# [Task item]
From the listing below, tally the lines that include "Event". Return only the total.

=== Begin Enclosure ===

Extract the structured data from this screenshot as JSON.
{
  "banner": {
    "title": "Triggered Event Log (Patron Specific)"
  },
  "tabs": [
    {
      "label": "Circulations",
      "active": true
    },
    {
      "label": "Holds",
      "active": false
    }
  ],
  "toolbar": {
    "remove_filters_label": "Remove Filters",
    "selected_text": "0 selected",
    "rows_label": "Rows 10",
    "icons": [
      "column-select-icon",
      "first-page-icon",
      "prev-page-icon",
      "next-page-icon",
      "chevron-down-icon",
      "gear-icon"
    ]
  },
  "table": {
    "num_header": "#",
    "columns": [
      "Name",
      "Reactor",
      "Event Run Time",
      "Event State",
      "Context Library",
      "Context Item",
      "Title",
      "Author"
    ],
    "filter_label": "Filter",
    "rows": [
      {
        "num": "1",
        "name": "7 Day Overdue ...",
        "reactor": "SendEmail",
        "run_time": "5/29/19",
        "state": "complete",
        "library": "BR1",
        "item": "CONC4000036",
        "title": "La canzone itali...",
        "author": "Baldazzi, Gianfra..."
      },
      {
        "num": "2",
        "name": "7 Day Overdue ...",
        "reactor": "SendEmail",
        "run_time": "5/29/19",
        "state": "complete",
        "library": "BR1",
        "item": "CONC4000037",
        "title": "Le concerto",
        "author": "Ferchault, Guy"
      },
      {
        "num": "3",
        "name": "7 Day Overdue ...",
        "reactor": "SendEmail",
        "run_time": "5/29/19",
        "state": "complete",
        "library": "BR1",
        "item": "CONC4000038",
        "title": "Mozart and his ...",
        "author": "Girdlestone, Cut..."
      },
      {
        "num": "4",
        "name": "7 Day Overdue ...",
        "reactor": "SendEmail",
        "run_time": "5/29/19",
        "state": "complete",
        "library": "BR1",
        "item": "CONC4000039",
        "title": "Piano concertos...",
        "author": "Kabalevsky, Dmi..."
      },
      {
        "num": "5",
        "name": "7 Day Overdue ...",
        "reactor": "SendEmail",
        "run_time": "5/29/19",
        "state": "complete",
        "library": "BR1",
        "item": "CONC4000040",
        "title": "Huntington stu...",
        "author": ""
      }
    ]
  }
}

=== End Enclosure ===

# [Task output]
3